Jump to content

Repo - Help me help someone understand


NefertitiX
 Share

Recommended Posts

My fiancé's car was stolen a few months back and it has been in the repair shop since. In the interim, the lean holder somehow deleted his automatic payment setup and he called to reinstate it but they didn't. He found this out a month or so after calling. Now, he's not sure he wants the car back though he has the money for the payments they haven't deducted. They sent a letter saying they were going to repo the car but the missing payments are due to error on their side and I think that can be cleared up. He doesn't understand how a repo will negatively impact him. Now he thinks he'll just buy another car (used) so he won't have a car payment. Can you help me explain the impact of a repo please?

Link to comment
Share on other sites

I would just catch up on the payments and then sell the car. If he doesn't want the payments, just sell it. This could affect him for next 7 years. Believe me, I know. I once let a car go back and it haunted me for what seemed like forever. The lienholder also went to court and got a judgement against me. I ended up paying over $7,000 for a car I didn't even have anymore. The lienholder sold it for peanuts and then I had to pay the difference. Tell your fiance that there are many consequences that he will have to face if he does it.

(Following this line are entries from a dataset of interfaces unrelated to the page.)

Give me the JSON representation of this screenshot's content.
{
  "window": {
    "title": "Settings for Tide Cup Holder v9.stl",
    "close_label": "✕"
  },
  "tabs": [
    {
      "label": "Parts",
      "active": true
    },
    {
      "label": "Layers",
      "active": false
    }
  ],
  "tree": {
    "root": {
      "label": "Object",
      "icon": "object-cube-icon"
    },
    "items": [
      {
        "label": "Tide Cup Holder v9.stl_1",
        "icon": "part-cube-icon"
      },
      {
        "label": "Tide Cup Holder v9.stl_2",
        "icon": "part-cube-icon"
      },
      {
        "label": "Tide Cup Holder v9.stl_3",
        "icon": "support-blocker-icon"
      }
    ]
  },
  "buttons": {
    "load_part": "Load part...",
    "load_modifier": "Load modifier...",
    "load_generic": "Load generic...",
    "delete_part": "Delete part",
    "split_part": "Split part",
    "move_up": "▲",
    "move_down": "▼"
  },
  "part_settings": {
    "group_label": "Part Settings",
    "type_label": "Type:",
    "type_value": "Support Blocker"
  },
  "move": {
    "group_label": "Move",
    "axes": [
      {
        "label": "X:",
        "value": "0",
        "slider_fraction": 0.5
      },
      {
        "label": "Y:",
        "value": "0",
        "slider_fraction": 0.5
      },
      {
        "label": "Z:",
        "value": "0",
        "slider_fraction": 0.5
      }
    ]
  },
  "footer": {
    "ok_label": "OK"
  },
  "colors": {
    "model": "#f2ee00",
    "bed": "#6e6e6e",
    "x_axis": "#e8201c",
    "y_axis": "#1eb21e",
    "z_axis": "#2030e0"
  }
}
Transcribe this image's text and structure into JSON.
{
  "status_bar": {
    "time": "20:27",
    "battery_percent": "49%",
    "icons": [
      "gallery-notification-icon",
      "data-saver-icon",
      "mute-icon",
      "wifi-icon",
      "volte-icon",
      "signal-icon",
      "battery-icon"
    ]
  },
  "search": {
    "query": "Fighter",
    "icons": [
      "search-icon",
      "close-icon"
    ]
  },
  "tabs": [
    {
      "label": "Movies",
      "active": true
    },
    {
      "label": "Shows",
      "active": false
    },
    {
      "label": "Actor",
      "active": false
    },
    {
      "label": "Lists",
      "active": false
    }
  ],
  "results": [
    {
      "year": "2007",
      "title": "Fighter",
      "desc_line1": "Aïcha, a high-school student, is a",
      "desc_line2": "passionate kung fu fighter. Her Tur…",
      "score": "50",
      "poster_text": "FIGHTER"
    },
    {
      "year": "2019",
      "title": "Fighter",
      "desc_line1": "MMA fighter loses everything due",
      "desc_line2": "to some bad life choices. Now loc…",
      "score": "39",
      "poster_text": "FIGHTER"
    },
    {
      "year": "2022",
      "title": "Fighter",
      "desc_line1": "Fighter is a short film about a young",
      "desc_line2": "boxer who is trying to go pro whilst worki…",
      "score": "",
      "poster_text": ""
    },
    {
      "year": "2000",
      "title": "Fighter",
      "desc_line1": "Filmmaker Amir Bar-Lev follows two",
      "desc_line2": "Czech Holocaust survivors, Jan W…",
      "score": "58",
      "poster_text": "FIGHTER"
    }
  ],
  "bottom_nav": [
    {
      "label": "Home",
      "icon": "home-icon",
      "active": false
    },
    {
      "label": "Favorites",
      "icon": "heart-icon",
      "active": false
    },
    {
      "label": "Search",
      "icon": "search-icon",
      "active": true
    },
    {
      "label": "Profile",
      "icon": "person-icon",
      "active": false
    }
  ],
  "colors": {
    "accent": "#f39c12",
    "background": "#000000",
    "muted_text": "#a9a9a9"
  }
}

Link to comment
Share on other sites

The ramifications of a Repo are pretty severe. Not only do you loose the vehicle but they can still make you pay off most of the loan balance. They can't make you pay it all off but they are entitled to go after you for the left over difference.

This may seem confusing so let me lay it out in an example:

--You bought a car for $15,000 on credit. The contract is for the repayment of that amount.

--Over time you have paid it down to $7,000 when you fall behind and it is repossessed by the lender.

--The lender takes the car to an auction house to recoup their losses and it is sold for $1,000.

--The lender can legally come after you for the remaining $6,000!. That's right. Just because they take the car does not mean you are off the hook for the balance of the loan. The contract is for the money lent to you, not for the ownership of the car.

Now this is a simplification of the process. There's more involved such as the lender must give you a copy of the auction sale report showing what they sold the car for, etc. etc. But the basics are in the example.

His case is more complex. Not only is there the lender lien, but there probably is a mechanic's lien on the car as well for the repairs/storage of the car while int he shop. He would be stuck paying that too. I assume fromt he description he did not have full insurance coverage, which would have dealt with the car repairs (and that could be an even bigger problem because the lender probably required it!).

His best option is get it repaired, get the payments caught up, and if he doesn't want the car, sell it to pay off the lien. If he goes the way you describe he wanted he's gonna end up oweing a lot of people a lot more money than he thinks.

Link to comment
Share on other sites

Guest
This topic is now closed to further replies.
 Share

×
×
  • Create New...

Important Information

We have placed cookies on your device to help make this website better. You can adjust your cookie settings, otherwise we'll assume you're okay to continue.. For more information, please see our Privacy Policy and Terms of Use.